Beyond that the story creators made many questionable decisions, like: how did Will (Dwayne Johnson) get back across the harbor to the Pearl? We saw him go across the harbor to the control center, then he has to get back — we never see it. It’s a minor thing until you notice it. But once you notice it, the movie magic is gone. And that just kept happening.

And an unforgivable sin the creators made: so blatantly giving away the setting for the end of the movie. It’s great when a story is able to introduce something early as unimportant, that later becomes vital. The director might as well have painted “climax happens here” on the door to the sphere.

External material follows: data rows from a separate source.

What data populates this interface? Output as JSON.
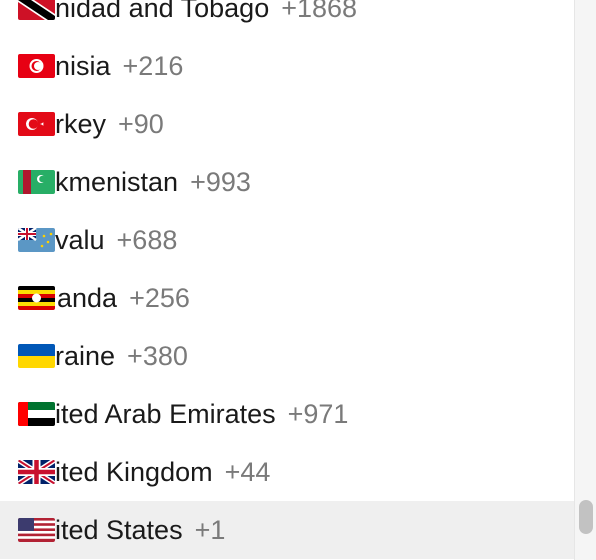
{
  "countries": [
    {
      "name": "nidad and Tobago",
      "code": "+1868",
      "flag": "trinidad-flag-icon"
    },
    {
      "name": "nisia",
      "code": "+216",
      "flag": "tunisia-flag-icon"
    },
    {
      "name": "rkey",
      "code": "+90",
      "flag": "turkey-flag-icon"
    },
    {
      "name": "kmenistan",
      "code": "+993",
      "flag": "turkmenistan-flag-icon"
    },
    {
      "name": "valu",
      "code": "+688",
      "flag": "tuvalu-flag-icon"
    },
    {
      "name": "anda",
      "code": "+256",
      "flag": "uganda-flag-icon"
    },
    {
      "name": "raine",
      "code": "+380",
      "flag": "ukraine-flag-icon"
    },
    {
      "name": "ited Arab Emirates",
      "code": "+971",
      "flag": "uae-flag-icon"
    },
    {
      "name": "ited Kingdom",
      "code": "+44",
      "flag": "uk-flag-icon"
    },
    {
      "name": "ited States",
      "code": "+1",
      "flag": "us-flag-icon"
    }
  ],
  "colors": {
    "selected_row_bg": "#efefef",
    "code_text": "#7a7a7a",
    "scrollbar_thumb": "#c2c2c2"
  }
}
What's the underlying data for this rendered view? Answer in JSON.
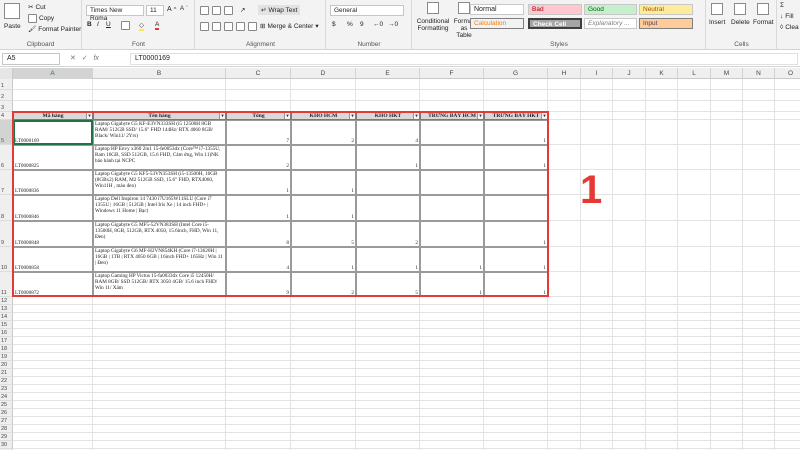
{
  "ribbon": {
    "clipboard": {
      "paste": "Paste",
      "cut": "Cut",
      "copy": "Copy",
      "format_painter": "Format Painter",
      "label": "Clipboard"
    },
    "font": {
      "family": "Times New Roma",
      "size": "11",
      "label": "Font"
    },
    "alignment": {
      "wrap_text": "Wrap Text",
      "merge": "Merge & Center",
      "label": "Alignment"
    },
    "number": {
      "format": "General",
      "currency": "$",
      "percent": "%",
      "comma": "9",
      "label": "Number"
    },
    "styles": {
      "conditional": "Conditional Formatting",
      "format_table": "Format as Table",
      "normal": "Normal",
      "bad": "Bad",
      "good": "Good",
      "neutral": "Neutral",
      "calculation": "Calculation",
      "check_cell": "Check Cell",
      "explanatory": "Explanatory ...",
      "input": "Input",
      "label": "Styles"
    },
    "cells": {
      "insert": "Insert",
      "delete": "Delete",
      "format": "Format",
      "label": "Cells"
    },
    "editing": {
      "fill": "Fill",
      "clear": "Clea"
    }
  },
  "formula_bar": {
    "name_box": "A5",
    "fx": "fx",
    "formula": "LT0000169"
  },
  "columns": [
    "A",
    "B",
    "C",
    "D",
    "E",
    "F",
    "G",
    "H",
    "I",
    "J",
    "K",
    "L",
    "M",
    "N",
    "O",
    "P"
  ],
  "rows": [
    "1",
    "2",
    "3",
    "4",
    "5",
    "6",
    "7",
    "8",
    "9",
    "10",
    "11",
    "12",
    "13",
    "14",
    "15",
    "16",
    "17",
    "18",
    "19",
    "20",
    "21",
    "22",
    "23",
    "24",
    "25",
    "26",
    "27",
    "28",
    "29",
    "30"
  ],
  "table": {
    "headers": [
      "Mã hàng",
      "Tên hàng",
      "Tổng",
      "KHO HCM",
      "KHO HKT",
      "TRƯNG BÀY HCM",
      "TRƯNG BÀY HKT"
    ],
    "filter_icon": "▾",
    "rows": [
      {
        "code": "LT0000169",
        "name": "Laptop Gigabyte G5 KF-E3VN333SH (i5 12500H 8GB RAM/ 512GB SSD/ 15.6\" FHD 144Hz/ RTX 4060 8GB/ Black/ Win11/ 2Yrs)",
        "total": "7",
        "kho_hcm": "2",
        "kho_hkt": "4",
        "tb_hcm": "",
        "tb_hkt": "1"
      },
      {
        "code": "LT0000825",
        "name": "Laptop HP Envy x360 2in1 15-fe0053dx (Core™ i7-1355U, Ram 16GB, SSD 512GB, 15.6 FHD, Cảm ứng, Win 11)NK bảo hành tại NCPC",
        "total": "2",
        "kho_hcm": "",
        "kho_hkt": "1",
        "tb_hcm": "",
        "tb_hkt": "1"
      },
      {
        "code": "LT0000836",
        "name": "Laptop Gigabyte G5 KF5-53VN353SH (i5-13500H, 16GB (8GBx2) RAM, M2 512GB SSD, 15.6\" FHD, RTX4060, Win11H , màu đen)",
        "total": "1",
        "kho_hcm": "1",
        "kho_hkt": "",
        "tb_hcm": "",
        "tb_hkt": ""
      },
      {
        "code": "LT0000846",
        "name": "Laptop Dell Inspiron 14 7430 i7U165W11SLU (Core i7 1355U | 16GB | 512GB | Intel Iris Xe | 14 inch FHD+ | Windows 11 Home | Bạc)",
        "total": "1",
        "kho_hcm": "1",
        "kho_hkt": "",
        "tb_hcm": "",
        "tb_hkt": ""
      },
      {
        "code": "LT0000848",
        "name": "Laptop Gigabyte G5 MF5-52VN383SH (Intel Core i5-13500H, 8GB, 512GB, RTX 4050, 15.6inch, FHD, Win 11, Đen)",
        "total": "8",
        "kho_hcm": "5",
        "kho_hkt": "2",
        "tb_hcm": "",
        "tb_hkt": "1"
      },
      {
        "code": "LT0000858",
        "name": "Laptop Gigabyte G6 MF-H2VN854KH (Core i7-13620H | 16GB | 1TB | RTX 4050 6GB | 16inch FHD+ 165Hz | Win 11 | Đen)",
        "total": "4",
        "kho_hcm": "1",
        "kho_hkt": "1",
        "tb_hcm": "1",
        "tb_hkt": "1"
      },
      {
        "code": "LT0000872",
        "name": "Laptop Gaming HP Victus 15-fa0033dx Core i5 12450H/ RAM 8GB/ SSD 512GB/ RTX 3050 4GB/ 15.6 inch FHD/ Win 11/ Xám",
        "total": "9",
        "kho_hcm": "2",
        "kho_hkt": "5",
        "tb_hcm": "1",
        "tb_hkt": "1"
      }
    ]
  },
  "callout": "1"
}
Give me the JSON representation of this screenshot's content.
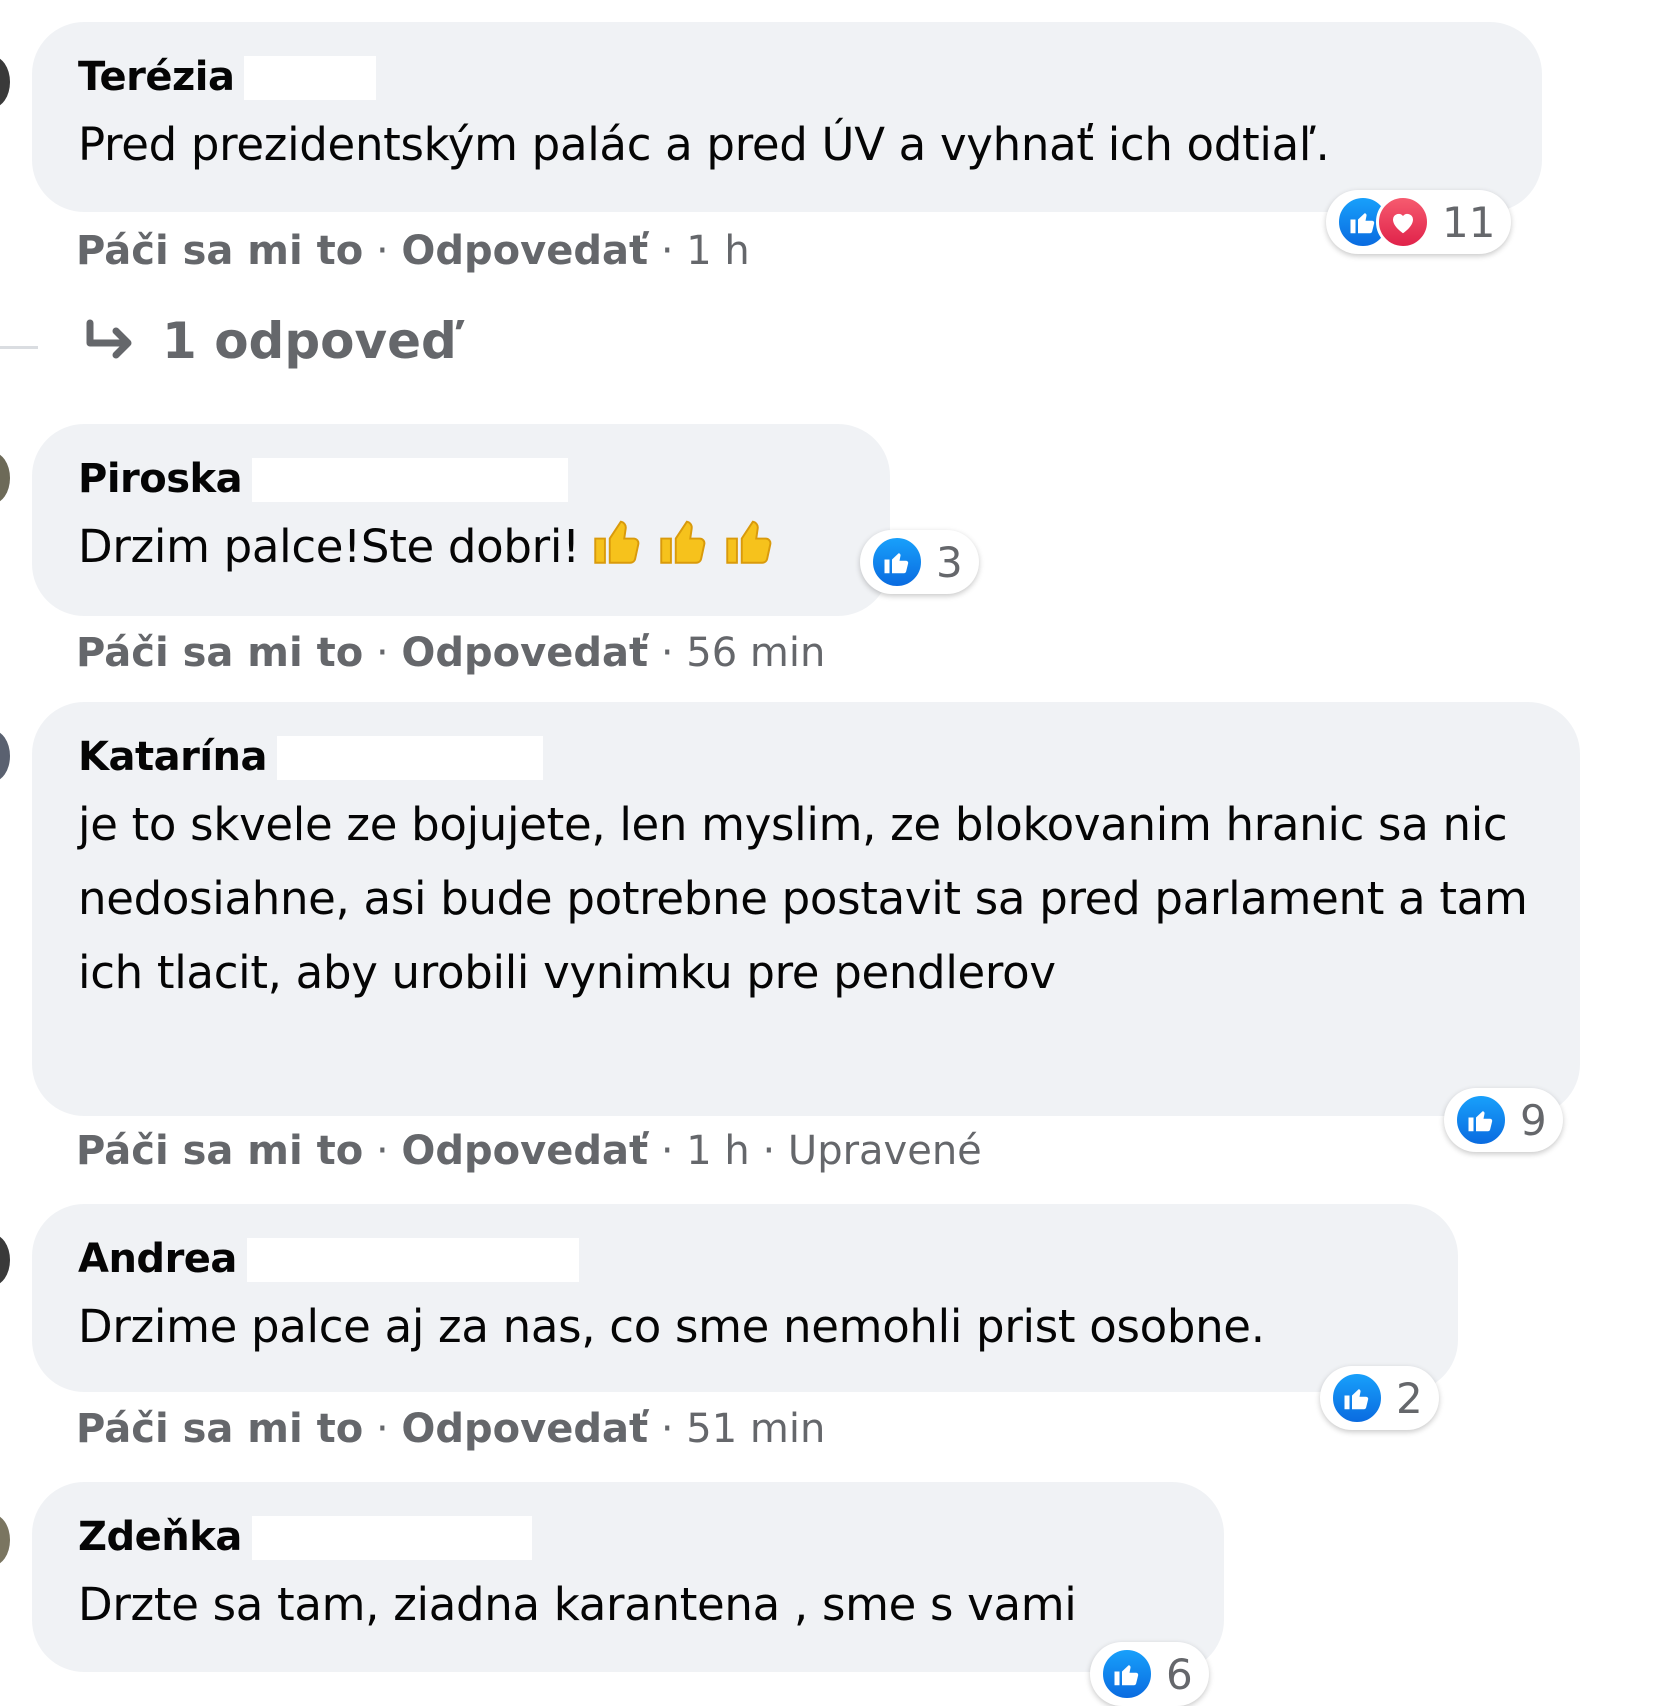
{
  "comments": [
    {
      "author": "Terézia",
      "text": "Pred prezidentským palác a pred ÚV a vyhnať ich odtiaľ.",
      "reactions": [
        "like",
        "love"
      ],
      "reaction_count": "11",
      "like_label": "Páči sa mi to",
      "reply_label": "Odpovedať",
      "time": "1 h",
      "replies_label": "1 odpoveď"
    },
    {
      "author": "Piroska",
      "text": "Drzim palce!Ste dobri!",
      "emoji": [
        "thumbs-up",
        "thumbs-up",
        "thumbs-up"
      ],
      "reactions": [
        "like"
      ],
      "reaction_count": "3",
      "like_label": "Páči sa mi to",
      "reply_label": "Odpovedať",
      "time": "56 min"
    },
    {
      "author": "Katarína",
      "text": "je to skvele ze bojujete, len myslim, ze blokovanim hranic sa nic nedosiahne, asi bude potrebne postavit sa pred parlament a tam ich tlacit, aby urobili vynimku pre pendlerov",
      "reactions": [
        "like"
      ],
      "reaction_count": "9",
      "like_label": "Páči sa mi to",
      "reply_label": "Odpovedať",
      "time": "1 h",
      "edited_label": "Upravené"
    },
    {
      "author": "Andrea",
      "text": "Drzime palce aj za nas, co sme nemohli prist osobne.",
      "reactions": [
        "like"
      ],
      "reaction_count": "2",
      "like_label": "Páči sa mi to",
      "reply_label": "Odpovedať",
      "time": "51 min"
    },
    {
      "author": "Zdeňka",
      "text": "Drzte sa tam, ziadna karantena , sme s vami",
      "reactions": [
        "like"
      ],
      "reaction_count": "6"
    }
  ],
  "separator": "·",
  "colors": {
    "bubble": "#f0f2f5",
    "secondary_text": "#65676b",
    "like_blue": "#0a6be0",
    "love_red": "#e0224a"
  }
}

Okay, I have to stop. This movie really isn’t even worth my time to nit-pick. I’ll leave it at that. Dwayne Johnson stars in a new featured movie about every other month. They can’t all be great.

Grade: C-

About the Peetimes:
All three Peetimes are pretty good and evenly spaced out through the movie. Use whichever works best for your bladder.

Movie Review – Jumanji 2: Welcome to the Jungle

This sequel version of Jumanji is adorable and funny. Predictable, yes, but the story is based on a video game plot, so it’s kind of a baked-in thing.

It’s also bit too pat in how each teenage character gets the perfect game avatar to grow as a person, but this is yet another thing that can be explained away in-universe: it’s a magic game, and that’s what it does. So I guess we can make allowances for this too. It’s all in good fun to service the adventure story.

This movie is very like a fantasy-version of The Breakfast Club, updated for the cell-phone/video game era. It’s got detention, stereotypical teens from different cliques, and the theme is an exploration of how their characters learn to work together. They become close through their experiences. So, yeah, the same concept.

The plot is paper-thin, which is, again, part of the conceit. [pullquote]What the film really sells are the sweet character interactions, tons of gorgeous visuals, lots of humor, and the swashbuckling tone. I’ll say it: this could become a lightweight adventure/humor classic. [/pullquote]We’ll see, over time. The audience enjoyed it — they were laughing and clapping throughout. There’s also a good message for young people about tolerance and acceptance. Nothing world-changing, but I’m glad I got to see this.

Everyone in the film was just great — the actors seemed like they had a blast. Jack Black was fantastic, and I normally don’t enjoy his brand of broad humor. He had the obviously funny part, but didn’t oversell it, even when teaching “Martha” how to flirt. Dwayne Johnson was super playful, and pulled off a believably bashful teen. Kevin Hart was a crack-up as the “backpack guy.” Karen Gillan has nice comedic timing, and it was good to see her actual face without the blue makeup of Nebula from Guardians of the Galaxy. At some points she still channeled Nebula, but her physicality as a warrior served her well in both roles. Everyone played off each other very well. The ensemble was just too damn cute, and they knew it.

Do you need to see the original Jumanji to follow along? In a word, no. Somehow the old one never pinged on my radar. I think I should catch it now; Jumanji 2 was that much fun. I laughed almost the whole time, and enjoyed these veteran actors doing their campy best of reviving the old “body swap” tale. It made me forget about life for a few hours, and that’s what a movie can do at its best.

Movie Grade: A-

Virgin Movie Review – Jumanji (1995)